*** Dataset extract ***

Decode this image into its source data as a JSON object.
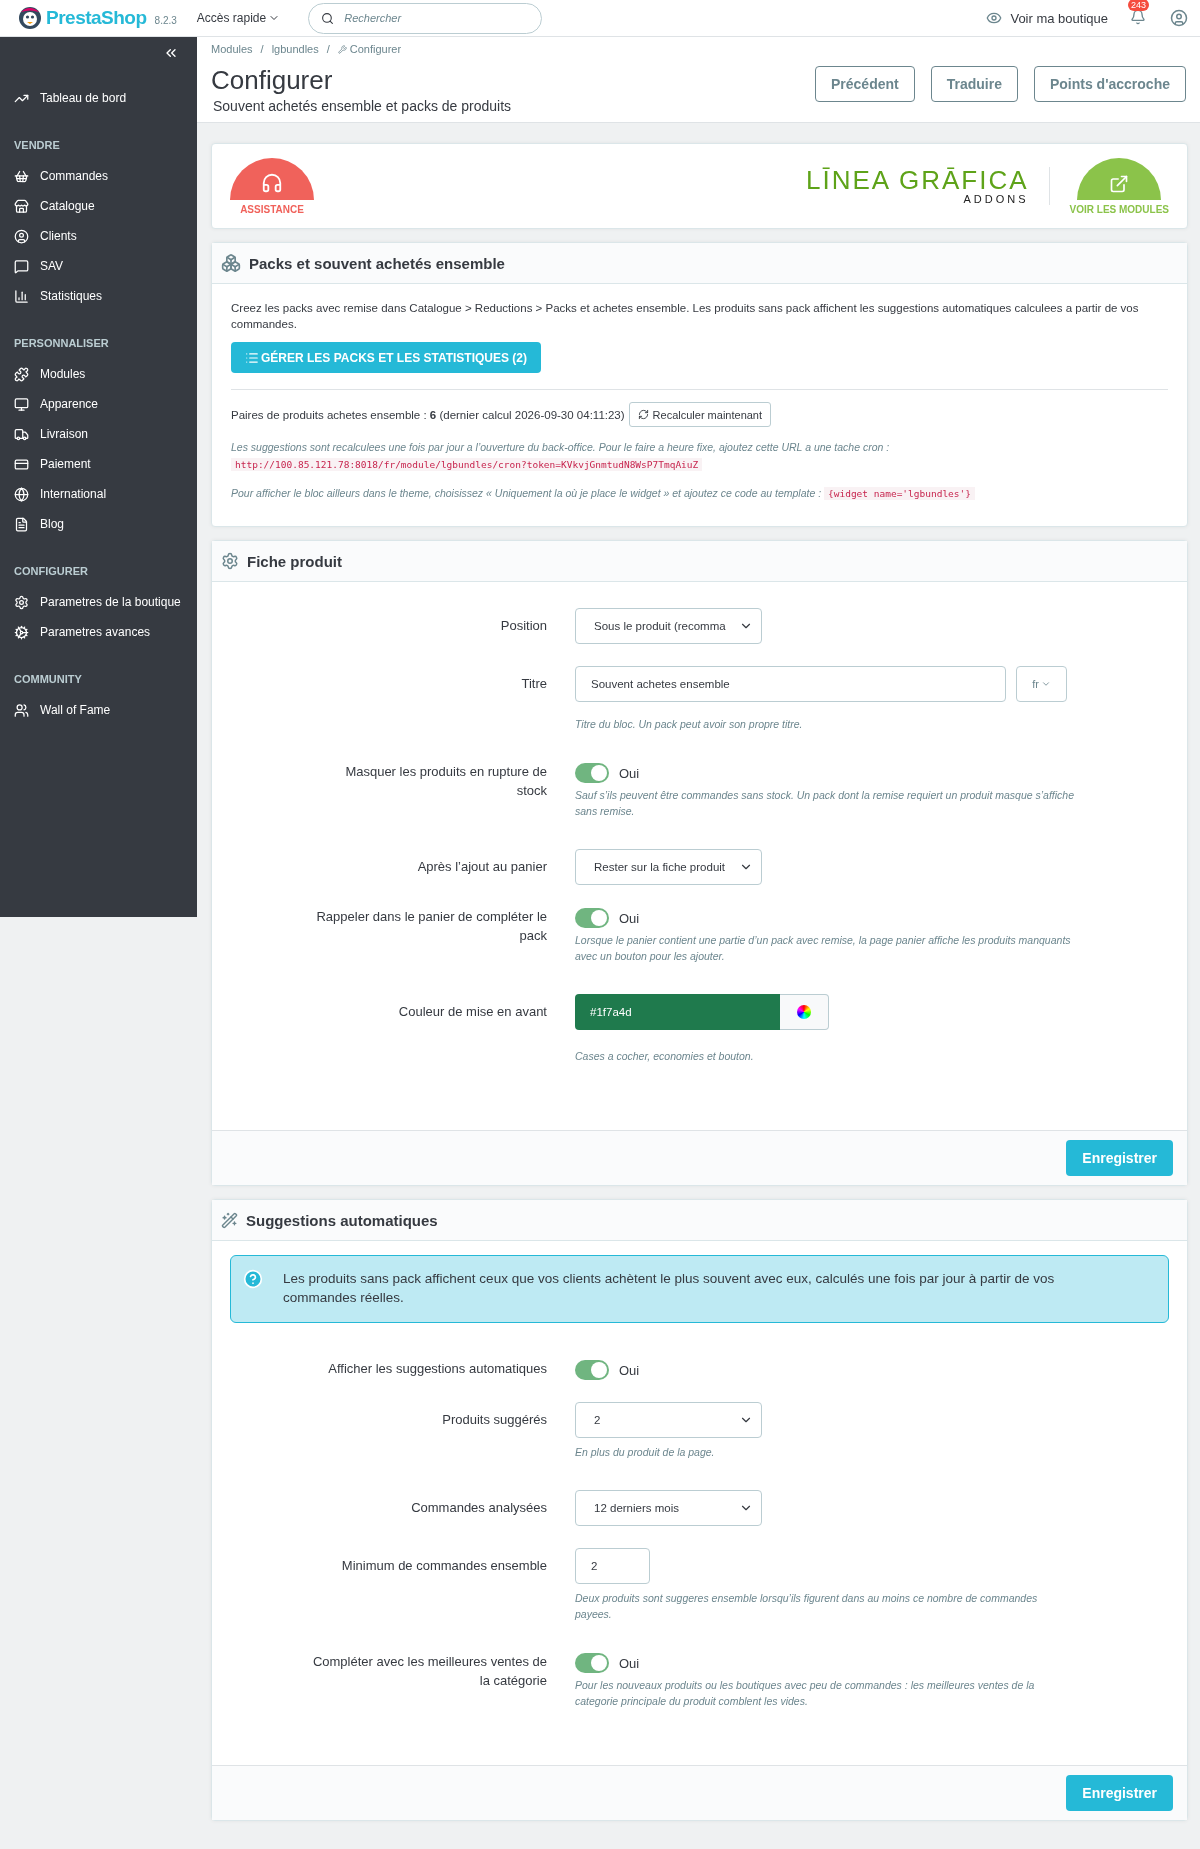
{
  "header": {
    "brand": "PrestaShop",
    "version": "8.2.3",
    "quick_access": "Accès rapide",
    "search": {
      "placeholder": "Rechercher"
    },
    "view_shop": "Voir ma boutique",
    "notifications": "243"
  },
  "sidebar": {
    "dashboard": "Tableau de bord",
    "sections": [
      {
        "title": "VENDRE",
        "items": [
          "Commandes",
          "Catalogue",
          "Clients",
          "SAV",
          "Statistiques"
        ]
      },
      {
        "title": "PERSONNALISER",
        "items": [
          "Modules",
          "Apparence",
          "Livraison",
          "Paiement",
          "International",
          "Blog"
        ]
      },
      {
        "title": "CONFIGURER",
        "items": [
          "Parametres de la boutique",
          "Parametres avances"
        ]
      },
      {
        "title": "COMMUNITY",
        "items": [
          "Wall of Fame"
        ]
      }
    ]
  },
  "breadcrumb": {
    "separator": "/",
    "items": [
      "Modules",
      "lgbundles",
      "Configurer"
    ]
  },
  "page": {
    "title": "Configurer",
    "subtitle": "Souvent achetés ensemble et packs de produits",
    "buttons": [
      "Précédent",
      "Traduire",
      "Points d'accroche"
    ]
  },
  "banner": {
    "assistance": "ASSISTANCE",
    "logo": "LĪNEA GRĀFICA",
    "logo_sub": "ADDONS",
    "modules": "VOIR LES MODULES"
  },
  "packs": {
    "title": "Packs et souvent achetés ensemble",
    "intro": "Creez les packs avec remise dans Catalogue > Reductions > Packs et achetes ensemble. Les produits sans pack affichent les suggestions automatiques calculees a partir de vos commandes.",
    "manage_button": "GÉRER LES PACKS ET LES STATISTIQUES (2)",
    "stats": "Paires de produits achetes ensemble : **6** (dernier calcul 2026-09-30 04:11:23)",
    "recalc_button": "Recalculer maintenant",
    "notes": [
      {
        "text": "Les suggestions sont recalculees une fois par jour a l’ouverture du back-office. Pour le faire a heure fixe, ajoutez cette URL a une tache cron :",
        "code": "http://100.85.121.78:8018/fr/module/lgbundles/cron?token=KVkvjGnmtudN8WsP7TmqAiuZ"
      },
      {
        "text": "Pour afficher le bloc ailleurs dans le theme, choisissez « Uniquement la où je place le widget » et ajoutez ce code au template :",
        "code": "{widget name='lgbundles'}"
      }
    ]
  },
  "product_sheet": {
    "title": "Fiche produit",
    "save": "Enregistrer",
    "fields": [
      {
        "kind": "select",
        "label": "Position",
        "value": "Sous le produit (recomma"
      },
      {
        "kind": "text",
        "label": "Titre",
        "value": "Souvent achetes ensemble",
        "lang": "fr",
        "help": "Titre du bloc. Un pack peut avoir son propre titre."
      },
      {
        "kind": "switch",
        "label": "Masquer les produits en rupture de stock",
        "on": true,
        "state_label": "Oui",
        "help": "Sauf s’ils peuvent être commandes sans stock. Un pack dont la remise requiert un produit masque s’affiche sans remise."
      },
      {
        "kind": "select",
        "label": "Après l’ajout au panier",
        "value": "Rester sur la fiche produit"
      },
      {
        "kind": "switch",
        "label": "Rappeler dans le panier de compléter le pack",
        "on": true,
        "state_label": "Oui",
        "help": "Lorsque le panier contient une partie d’un pack avec remise, la page panier affiche les produits manquants avec un bouton pour les ajouter."
      },
      {
        "kind": "color",
        "label": "Couleur de mise en avant",
        "value": "#1f7a4d",
        "help": "Cases a cocher, economies et bouton."
      }
    ]
  },
  "suggestions": {
    "title": "Suggestions automatiques",
    "save": "Enregistrer",
    "info": "Les produits sans pack affichent ceux que vos clients achètent le plus souvent avec eux, calculés une fois par jour à partir de vos commandes réelles.",
    "fields": [
      {
        "kind": "switch",
        "label": "Afficher les suggestions automatiques",
        "on": true,
        "state_label": "Oui"
      },
      {
        "kind": "select",
        "label": "Produits suggérés",
        "value": "2",
        "help": "En plus du produit de la page."
      },
      {
        "kind": "select",
        "label": "Commandes analysées",
        "value": "12 derniers mois"
      },
      {
        "kind": "number",
        "label": "Minimum de commandes ensemble",
        "value": "2",
        "help": "Deux produits sont suggeres ensemble lorsqu’ils figurent dans au moins ce nombre de commandes payees."
      },
      {
        "kind": "switch",
        "label": "Compléter avec les meilleures ventes de la catégorie",
        "on": true,
        "state_label": "Oui",
        "help": "Pour les nouveaux produits ou les boutiques avec peu de commandes : les meilleures ventes de la categorie principale du produit comblent les vides."
      }
    ]
  }
}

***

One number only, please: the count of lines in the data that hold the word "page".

> Written response: 3